[Entries from a dataset of interfaces]
* * * * *

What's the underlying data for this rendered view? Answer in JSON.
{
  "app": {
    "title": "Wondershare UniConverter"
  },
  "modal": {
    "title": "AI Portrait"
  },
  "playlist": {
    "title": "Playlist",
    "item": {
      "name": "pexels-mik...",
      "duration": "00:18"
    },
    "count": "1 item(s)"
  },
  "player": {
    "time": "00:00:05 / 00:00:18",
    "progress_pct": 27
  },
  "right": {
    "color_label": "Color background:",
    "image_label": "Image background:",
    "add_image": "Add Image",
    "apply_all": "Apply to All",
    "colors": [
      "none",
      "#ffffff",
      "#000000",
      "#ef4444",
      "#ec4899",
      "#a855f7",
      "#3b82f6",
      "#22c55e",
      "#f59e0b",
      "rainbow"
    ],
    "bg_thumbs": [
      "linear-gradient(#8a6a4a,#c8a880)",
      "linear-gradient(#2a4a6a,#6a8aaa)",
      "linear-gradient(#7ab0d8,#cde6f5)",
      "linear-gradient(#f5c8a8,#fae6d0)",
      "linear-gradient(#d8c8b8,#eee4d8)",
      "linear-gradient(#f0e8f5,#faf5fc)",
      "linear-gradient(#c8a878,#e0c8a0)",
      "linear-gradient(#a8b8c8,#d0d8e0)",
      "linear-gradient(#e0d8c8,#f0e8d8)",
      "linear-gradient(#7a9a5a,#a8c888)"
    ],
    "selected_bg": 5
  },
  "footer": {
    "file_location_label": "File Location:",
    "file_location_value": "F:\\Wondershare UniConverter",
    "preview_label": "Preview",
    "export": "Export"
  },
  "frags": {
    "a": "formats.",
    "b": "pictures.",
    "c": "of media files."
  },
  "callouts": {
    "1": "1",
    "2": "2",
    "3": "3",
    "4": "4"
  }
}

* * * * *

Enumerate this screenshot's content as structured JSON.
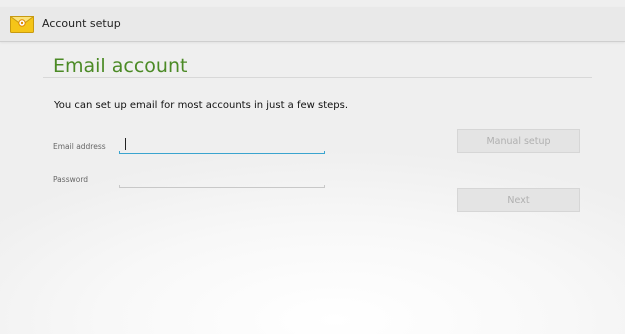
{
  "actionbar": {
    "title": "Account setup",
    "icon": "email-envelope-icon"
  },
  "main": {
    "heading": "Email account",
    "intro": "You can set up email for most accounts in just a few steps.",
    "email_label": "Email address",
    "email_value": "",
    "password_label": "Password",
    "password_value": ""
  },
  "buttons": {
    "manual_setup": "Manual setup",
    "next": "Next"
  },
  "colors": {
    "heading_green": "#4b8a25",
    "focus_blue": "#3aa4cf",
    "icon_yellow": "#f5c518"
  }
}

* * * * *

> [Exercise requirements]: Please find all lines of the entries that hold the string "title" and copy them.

> [The answer]:
    "title": "Wondershare UniConverter"
    "title": "AI Portrait"
    "title": "Playlist",
    "title": "Account setup",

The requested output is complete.